Lassen County scholar recognized by UCLA Fielding School of Public Health for excellence

Heidi West, of Susanville, has been recognized for academic excellence and commitment to public health as a 2020 recipient of the Samuel J. Tibbitts Fellowship at the UCLA Fielding School of Public Health, one of the top-ranked schools of public health in the United States.

Heidi West

“I am honored to receive this fellowship, and I am grateful that it will help me to lend my voice and contribute scholarship to improving public health and social justice,” said West, a doctoral student in the school’s health policy and management PhD program.

West is a second year doctoral student whose research at the Fielding School of Public Health has focused on the effects of a migrant spouse on spousal relationships and transnational parenting, women’s empowerment, health care use and general health, including a major research project in Bangladesh.
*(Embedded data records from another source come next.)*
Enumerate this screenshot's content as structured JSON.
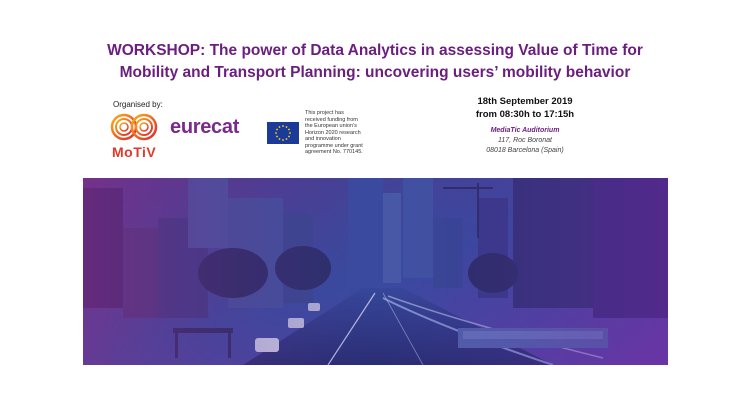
{
  "title": {
    "line1": "WORKSHOP: The power of Data Analytics in assessing Value of Time for",
    "line2": "Mobility and Transport Planning: uncovering users’ mobility behavior"
  },
  "organised_label": "Organised by:",
  "logos": {
    "motiv": "MoTiV",
    "eurecat": "eurecat",
    "eu_funding_text": "This project has received funding from the European union’s Horizon 2020 research and innovation programme under grant agreement No. 770145."
  },
  "event": {
    "date": "18th September 2019",
    "time": "from 08:30h to 17:15h",
    "venue": "MediaTic Auditorium",
    "address_line1": "117, Roc Boronat",
    "address_line2": "08018 Barcelona (Spain)"
  },
  "colors": {
    "title_purple": "#6a1e7e",
    "motiv_red": "#e03a2a",
    "eurecat_purple": "#7a2a8c",
    "eu_blue": "#1b3a9a"
  }
}
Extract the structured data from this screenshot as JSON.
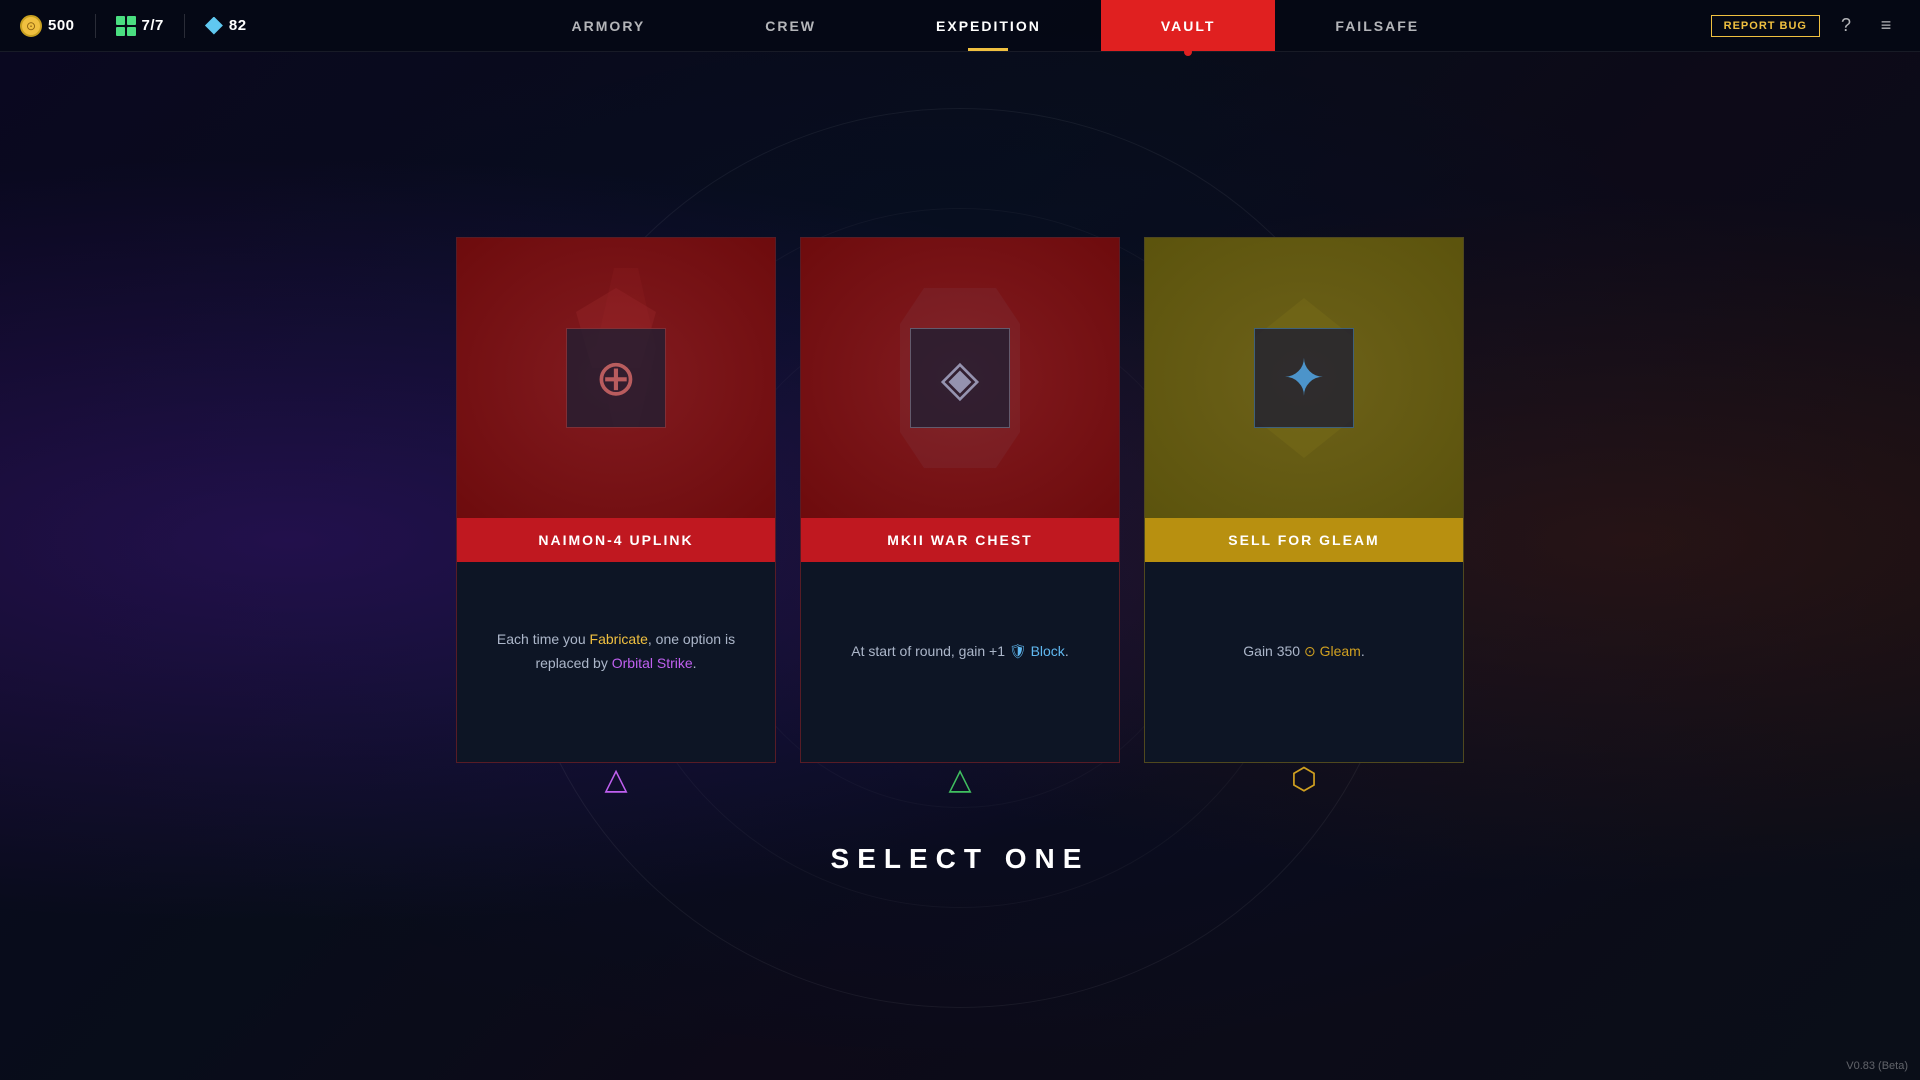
{
  "nav": {
    "tabs": [
      {
        "id": "armory",
        "label": "ARMORY",
        "active": false
      },
      {
        "id": "crew",
        "label": "CREW",
        "active": false
      },
      {
        "id": "expedition",
        "label": "EXPEDITION",
        "active": true
      },
      {
        "id": "vault",
        "label": "VAULT",
        "active_highlight": true
      },
      {
        "id": "failsafe",
        "label": "FAILSAFE",
        "active": false
      }
    ],
    "currency": {
      "gold_value": "500",
      "grid_value": "7/7",
      "diamond_value": "82"
    },
    "report_bug_label": "REPORT BUG"
  },
  "cards": [
    {
      "id": "naimon",
      "type": "red",
      "title": "NAIMON-4 UPLINK",
      "description_parts": [
        {
          "text": "Each time you ",
          "style": "normal"
        },
        {
          "text": "Fabricate",
          "style": "yellow"
        },
        {
          "text": ", one option is replaced by ",
          "style": "normal"
        },
        {
          "text": "Orbital Strike",
          "style": "purple"
        },
        {
          "text": ".",
          "style": "normal"
        }
      ],
      "icon_type": "triangle",
      "icon_color": "purple"
    },
    {
      "id": "mkii",
      "type": "red",
      "title": "MKII WAR CHEST",
      "description_parts": [
        {
          "text": "At start of round, gain +1 ",
          "style": "normal"
        },
        {
          "text": "🛡",
          "style": "blue"
        },
        {
          "text": " Block",
          "style": "blue"
        },
        {
          "text": ".",
          "style": "normal"
        }
      ],
      "icon_type": "triangle",
      "icon_color": "green"
    },
    {
      "id": "gleam",
      "type": "gold",
      "title": "SELL FOR GLEAM",
      "description_parts": [
        {
          "text": "Gain 350 ",
          "style": "normal"
        },
        {
          "text": "⊙",
          "style": "gold"
        },
        {
          "text": " Gleam",
          "style": "gold"
        },
        {
          "text": ".",
          "style": "normal"
        }
      ],
      "icon_type": "hex",
      "icon_color": "gold"
    }
  ],
  "select_one_label": "SELECT ONE",
  "version_label": "V0.83 (Beta)"
}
This work includes research in rural villages and urban households, talking with women about how they maintain spousal relationships and conduct long-distance co-parenting relationships with spouses who only come home once every 18 months.

“The research focuses on a fascinating but largely unexplored question: when a man migrates away from his family and household, what happens to the health of those “left behind?” said Corrina Moucheraud, who teaches at FSPH. “Working with data from Bangladesh, Heidi implements a sophisticated set of tools for exploring these questions and addressing several methodologic challenges; for example, migration is not randomly allocated, so how can we fairly compare the “left behind” households to those without migrant husbands?”

West has a 3.9 GPA and is a 2009 graduate of American University, Washington, D.C. and a 2003 graduate of the University of California, Berkeley. She is currently working as a researcher and teaching assistant at UCLA and previously did so at Drexel University in Philadelphia and at American University. She has worked as a researcher in the field in Myanmar, Indonesia and the United States.